[Recorded data]

· · ·

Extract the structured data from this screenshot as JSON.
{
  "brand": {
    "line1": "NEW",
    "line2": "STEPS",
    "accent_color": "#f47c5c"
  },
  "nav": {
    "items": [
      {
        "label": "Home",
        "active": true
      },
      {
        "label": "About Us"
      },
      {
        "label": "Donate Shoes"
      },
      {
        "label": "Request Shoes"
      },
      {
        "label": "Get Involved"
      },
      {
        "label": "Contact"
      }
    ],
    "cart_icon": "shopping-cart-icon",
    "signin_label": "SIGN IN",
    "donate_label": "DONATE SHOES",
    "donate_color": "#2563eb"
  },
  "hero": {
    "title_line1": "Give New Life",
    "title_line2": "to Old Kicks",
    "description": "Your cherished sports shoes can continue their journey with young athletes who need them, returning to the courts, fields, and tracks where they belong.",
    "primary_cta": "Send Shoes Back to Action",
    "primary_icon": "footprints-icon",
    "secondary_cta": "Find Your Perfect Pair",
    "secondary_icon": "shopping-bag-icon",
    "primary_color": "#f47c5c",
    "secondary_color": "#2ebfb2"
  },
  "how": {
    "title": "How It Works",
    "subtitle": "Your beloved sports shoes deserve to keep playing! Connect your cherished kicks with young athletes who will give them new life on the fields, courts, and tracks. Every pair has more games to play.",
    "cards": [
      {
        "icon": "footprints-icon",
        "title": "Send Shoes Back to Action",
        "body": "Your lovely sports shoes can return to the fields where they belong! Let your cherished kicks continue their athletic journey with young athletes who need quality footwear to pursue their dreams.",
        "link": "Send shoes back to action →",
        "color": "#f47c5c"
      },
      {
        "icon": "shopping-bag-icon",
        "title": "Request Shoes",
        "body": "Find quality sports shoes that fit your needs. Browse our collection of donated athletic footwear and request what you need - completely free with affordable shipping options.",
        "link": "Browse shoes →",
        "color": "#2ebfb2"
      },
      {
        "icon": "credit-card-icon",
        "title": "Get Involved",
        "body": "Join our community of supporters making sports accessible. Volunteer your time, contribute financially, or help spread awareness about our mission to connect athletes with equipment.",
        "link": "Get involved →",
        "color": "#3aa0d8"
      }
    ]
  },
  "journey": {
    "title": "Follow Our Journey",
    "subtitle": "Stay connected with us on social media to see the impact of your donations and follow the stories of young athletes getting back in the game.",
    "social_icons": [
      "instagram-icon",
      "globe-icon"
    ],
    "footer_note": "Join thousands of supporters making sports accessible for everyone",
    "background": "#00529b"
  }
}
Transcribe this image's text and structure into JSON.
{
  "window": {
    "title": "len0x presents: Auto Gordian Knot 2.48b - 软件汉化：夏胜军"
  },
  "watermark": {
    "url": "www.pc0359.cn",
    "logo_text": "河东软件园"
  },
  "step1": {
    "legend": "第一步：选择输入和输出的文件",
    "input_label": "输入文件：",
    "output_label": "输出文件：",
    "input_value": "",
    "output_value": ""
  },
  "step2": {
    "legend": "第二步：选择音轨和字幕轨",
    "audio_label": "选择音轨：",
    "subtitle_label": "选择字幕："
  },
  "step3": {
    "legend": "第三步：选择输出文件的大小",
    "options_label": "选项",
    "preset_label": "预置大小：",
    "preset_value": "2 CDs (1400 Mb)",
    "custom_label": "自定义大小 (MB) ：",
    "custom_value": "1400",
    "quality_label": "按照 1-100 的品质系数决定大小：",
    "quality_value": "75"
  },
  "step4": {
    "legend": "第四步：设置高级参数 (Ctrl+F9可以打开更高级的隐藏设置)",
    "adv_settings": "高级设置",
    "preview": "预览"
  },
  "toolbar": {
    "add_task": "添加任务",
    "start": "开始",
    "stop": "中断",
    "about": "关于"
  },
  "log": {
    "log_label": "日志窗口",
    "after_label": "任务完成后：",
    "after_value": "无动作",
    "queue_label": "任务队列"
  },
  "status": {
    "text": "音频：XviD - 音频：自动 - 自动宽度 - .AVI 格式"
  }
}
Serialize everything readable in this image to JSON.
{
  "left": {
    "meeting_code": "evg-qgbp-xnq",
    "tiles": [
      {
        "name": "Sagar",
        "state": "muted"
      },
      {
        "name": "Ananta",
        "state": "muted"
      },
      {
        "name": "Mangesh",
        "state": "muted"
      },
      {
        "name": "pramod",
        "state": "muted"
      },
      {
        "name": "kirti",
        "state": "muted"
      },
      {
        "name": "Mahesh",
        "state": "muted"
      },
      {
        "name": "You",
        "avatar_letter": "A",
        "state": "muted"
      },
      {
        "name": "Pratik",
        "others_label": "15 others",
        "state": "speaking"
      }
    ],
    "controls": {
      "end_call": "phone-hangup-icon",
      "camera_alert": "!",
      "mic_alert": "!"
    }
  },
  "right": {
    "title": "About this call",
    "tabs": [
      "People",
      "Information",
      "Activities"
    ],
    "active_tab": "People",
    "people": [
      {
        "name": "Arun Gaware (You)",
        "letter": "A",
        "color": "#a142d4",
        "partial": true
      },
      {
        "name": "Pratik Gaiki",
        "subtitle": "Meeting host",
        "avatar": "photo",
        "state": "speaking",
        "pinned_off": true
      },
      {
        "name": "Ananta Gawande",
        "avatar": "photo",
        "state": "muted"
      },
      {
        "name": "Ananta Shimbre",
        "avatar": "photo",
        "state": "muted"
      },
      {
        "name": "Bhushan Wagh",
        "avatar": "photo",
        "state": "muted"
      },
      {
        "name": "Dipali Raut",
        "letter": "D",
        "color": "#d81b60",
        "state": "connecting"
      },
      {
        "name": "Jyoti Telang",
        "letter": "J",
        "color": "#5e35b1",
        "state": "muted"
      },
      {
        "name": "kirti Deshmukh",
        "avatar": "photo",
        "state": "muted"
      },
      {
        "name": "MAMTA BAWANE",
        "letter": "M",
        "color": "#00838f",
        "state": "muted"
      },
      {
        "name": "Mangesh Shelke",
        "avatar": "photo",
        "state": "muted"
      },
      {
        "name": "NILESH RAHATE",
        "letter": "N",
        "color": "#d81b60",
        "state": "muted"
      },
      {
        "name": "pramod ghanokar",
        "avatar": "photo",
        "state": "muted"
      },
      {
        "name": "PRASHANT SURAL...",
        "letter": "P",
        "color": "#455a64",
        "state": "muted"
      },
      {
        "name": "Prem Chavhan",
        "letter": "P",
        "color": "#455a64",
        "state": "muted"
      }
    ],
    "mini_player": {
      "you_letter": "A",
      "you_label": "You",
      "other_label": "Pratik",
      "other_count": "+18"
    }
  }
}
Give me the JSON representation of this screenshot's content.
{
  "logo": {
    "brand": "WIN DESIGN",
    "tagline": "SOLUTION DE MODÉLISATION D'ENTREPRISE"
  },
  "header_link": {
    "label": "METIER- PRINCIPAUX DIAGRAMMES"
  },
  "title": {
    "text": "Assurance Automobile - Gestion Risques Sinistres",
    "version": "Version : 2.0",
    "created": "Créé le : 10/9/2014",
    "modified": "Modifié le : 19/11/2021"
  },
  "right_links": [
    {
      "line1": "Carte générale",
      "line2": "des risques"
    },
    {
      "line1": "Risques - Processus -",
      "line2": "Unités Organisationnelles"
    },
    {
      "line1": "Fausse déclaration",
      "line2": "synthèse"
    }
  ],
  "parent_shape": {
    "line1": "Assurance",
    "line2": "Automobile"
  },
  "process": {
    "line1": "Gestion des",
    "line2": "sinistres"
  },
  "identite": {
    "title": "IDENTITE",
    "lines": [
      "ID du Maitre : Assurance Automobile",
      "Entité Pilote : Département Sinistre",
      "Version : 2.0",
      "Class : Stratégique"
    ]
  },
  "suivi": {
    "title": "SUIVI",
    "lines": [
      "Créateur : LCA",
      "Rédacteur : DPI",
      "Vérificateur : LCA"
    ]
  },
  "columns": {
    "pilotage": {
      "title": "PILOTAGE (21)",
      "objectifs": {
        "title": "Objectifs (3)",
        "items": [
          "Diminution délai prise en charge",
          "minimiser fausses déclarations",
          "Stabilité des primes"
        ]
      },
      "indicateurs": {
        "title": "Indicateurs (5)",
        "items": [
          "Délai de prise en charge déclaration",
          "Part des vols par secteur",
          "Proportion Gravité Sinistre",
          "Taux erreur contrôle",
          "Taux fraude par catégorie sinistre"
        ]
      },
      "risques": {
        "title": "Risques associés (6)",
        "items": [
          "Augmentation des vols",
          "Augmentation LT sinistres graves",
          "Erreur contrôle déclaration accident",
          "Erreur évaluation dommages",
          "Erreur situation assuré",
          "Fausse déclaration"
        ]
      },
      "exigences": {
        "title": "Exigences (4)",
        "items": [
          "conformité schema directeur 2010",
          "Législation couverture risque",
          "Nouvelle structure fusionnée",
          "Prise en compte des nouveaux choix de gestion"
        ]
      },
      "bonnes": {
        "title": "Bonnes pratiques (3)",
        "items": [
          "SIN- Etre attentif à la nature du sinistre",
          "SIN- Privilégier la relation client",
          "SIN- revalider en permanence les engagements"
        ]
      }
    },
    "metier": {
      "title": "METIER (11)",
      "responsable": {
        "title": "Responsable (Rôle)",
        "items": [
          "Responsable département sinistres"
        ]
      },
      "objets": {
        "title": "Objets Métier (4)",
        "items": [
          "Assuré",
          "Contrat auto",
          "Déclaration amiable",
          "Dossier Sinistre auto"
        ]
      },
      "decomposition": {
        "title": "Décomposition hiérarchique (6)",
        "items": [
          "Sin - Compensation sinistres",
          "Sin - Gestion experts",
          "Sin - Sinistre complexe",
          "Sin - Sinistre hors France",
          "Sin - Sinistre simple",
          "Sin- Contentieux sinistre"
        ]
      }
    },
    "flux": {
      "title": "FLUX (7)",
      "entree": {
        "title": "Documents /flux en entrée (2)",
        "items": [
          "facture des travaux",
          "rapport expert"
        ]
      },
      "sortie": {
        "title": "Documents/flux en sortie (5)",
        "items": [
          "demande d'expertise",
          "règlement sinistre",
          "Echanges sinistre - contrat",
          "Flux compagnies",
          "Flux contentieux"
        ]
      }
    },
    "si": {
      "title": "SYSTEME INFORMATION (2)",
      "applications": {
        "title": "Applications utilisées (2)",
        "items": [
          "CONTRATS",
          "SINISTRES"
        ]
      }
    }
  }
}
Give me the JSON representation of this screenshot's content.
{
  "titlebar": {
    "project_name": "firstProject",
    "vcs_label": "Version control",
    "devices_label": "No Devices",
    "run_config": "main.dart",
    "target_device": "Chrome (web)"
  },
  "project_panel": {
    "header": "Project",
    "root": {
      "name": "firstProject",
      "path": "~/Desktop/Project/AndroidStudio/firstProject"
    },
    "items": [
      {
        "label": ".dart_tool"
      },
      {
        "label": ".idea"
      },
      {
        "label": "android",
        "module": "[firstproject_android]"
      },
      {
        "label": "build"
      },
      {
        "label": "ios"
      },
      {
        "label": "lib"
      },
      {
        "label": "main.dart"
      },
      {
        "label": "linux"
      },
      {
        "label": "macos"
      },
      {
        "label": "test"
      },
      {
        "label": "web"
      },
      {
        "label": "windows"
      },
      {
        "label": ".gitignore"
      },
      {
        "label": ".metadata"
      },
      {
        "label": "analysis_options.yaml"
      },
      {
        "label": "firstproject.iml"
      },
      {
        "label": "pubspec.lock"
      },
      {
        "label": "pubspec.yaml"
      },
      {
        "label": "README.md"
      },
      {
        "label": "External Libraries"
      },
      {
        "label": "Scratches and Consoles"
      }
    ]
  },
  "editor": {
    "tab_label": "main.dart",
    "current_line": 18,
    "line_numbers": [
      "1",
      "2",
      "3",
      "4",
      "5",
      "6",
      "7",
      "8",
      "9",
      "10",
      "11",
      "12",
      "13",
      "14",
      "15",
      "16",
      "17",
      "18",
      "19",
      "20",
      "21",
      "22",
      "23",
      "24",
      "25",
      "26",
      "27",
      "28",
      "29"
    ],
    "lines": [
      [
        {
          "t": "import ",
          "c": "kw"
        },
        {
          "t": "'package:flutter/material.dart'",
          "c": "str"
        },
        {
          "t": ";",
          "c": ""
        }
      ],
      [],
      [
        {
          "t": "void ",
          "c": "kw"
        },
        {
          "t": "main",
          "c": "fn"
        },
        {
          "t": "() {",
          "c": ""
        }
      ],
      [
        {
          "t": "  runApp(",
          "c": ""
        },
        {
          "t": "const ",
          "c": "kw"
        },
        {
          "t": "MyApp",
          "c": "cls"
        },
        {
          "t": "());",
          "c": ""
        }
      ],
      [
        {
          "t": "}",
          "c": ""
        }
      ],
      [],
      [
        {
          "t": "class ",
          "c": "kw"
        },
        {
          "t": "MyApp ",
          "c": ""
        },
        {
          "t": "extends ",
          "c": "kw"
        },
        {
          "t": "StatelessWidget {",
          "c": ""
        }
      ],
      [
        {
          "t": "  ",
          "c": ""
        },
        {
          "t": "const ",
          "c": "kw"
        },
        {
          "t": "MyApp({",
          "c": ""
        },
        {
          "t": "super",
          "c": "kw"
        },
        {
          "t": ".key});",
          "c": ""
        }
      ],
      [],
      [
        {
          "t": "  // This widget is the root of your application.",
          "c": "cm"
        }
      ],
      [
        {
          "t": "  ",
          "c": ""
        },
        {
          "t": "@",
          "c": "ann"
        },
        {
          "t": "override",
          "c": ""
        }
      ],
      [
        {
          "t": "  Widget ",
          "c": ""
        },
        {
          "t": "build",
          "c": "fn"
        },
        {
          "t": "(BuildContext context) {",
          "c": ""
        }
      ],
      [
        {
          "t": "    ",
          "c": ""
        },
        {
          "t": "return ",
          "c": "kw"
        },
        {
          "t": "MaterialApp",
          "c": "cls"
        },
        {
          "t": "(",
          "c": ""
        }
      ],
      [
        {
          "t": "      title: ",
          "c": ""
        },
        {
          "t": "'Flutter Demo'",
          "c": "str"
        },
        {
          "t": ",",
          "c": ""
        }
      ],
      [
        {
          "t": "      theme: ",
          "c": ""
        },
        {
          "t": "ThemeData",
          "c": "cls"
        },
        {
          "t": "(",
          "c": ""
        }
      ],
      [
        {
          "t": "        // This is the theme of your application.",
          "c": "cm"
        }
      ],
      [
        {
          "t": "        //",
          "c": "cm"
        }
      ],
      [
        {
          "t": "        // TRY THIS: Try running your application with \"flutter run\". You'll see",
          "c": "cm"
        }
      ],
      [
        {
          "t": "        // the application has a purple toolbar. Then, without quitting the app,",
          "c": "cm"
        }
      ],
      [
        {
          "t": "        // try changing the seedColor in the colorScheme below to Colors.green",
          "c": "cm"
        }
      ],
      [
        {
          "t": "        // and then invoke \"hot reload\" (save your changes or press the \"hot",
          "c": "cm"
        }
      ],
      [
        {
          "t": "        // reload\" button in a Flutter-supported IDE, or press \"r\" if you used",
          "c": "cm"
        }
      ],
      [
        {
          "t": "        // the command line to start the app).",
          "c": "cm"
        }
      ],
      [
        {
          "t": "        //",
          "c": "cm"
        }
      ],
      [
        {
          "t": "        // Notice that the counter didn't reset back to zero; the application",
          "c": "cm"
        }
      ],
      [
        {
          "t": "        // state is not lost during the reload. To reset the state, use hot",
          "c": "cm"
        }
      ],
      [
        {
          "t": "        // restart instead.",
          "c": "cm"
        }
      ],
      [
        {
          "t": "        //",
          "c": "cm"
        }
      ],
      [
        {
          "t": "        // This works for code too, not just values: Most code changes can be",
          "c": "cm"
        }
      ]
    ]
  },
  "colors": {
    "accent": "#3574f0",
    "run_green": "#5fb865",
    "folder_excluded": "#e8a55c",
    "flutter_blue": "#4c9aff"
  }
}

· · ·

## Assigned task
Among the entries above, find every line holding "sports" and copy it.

## Task answer
    "description": "Your cherished sports shoes can continue their journey with young athletes who need them, returning to the courts, fields, and tracks where they belong.",
    "subtitle": "Your beloved sports shoes deserve to keep playing! Connect your cherished kicks with young athletes who will give them new life on the fields, courts, and tracks. Every pair has more games to play.",
        "body": "Your lovely sports shoes can return to the fields where they belong! Let your cherished kicks continue their athletic journey with young athletes who need quality footwear to pursue their dreams.",
        "body": "Find quality sports shoes that fit your needs. Browse our collection of donated athletic footwear and request what you need - completely free with affordable shipping options.",
        "body": "Join our community of supporters making sports accessible. Volunteer your time, contribute financially, or help spread awareness about our mission to connect athletes with equipment.",
    "footer_note": "Join thousands of supporters making sports accessible for everyone",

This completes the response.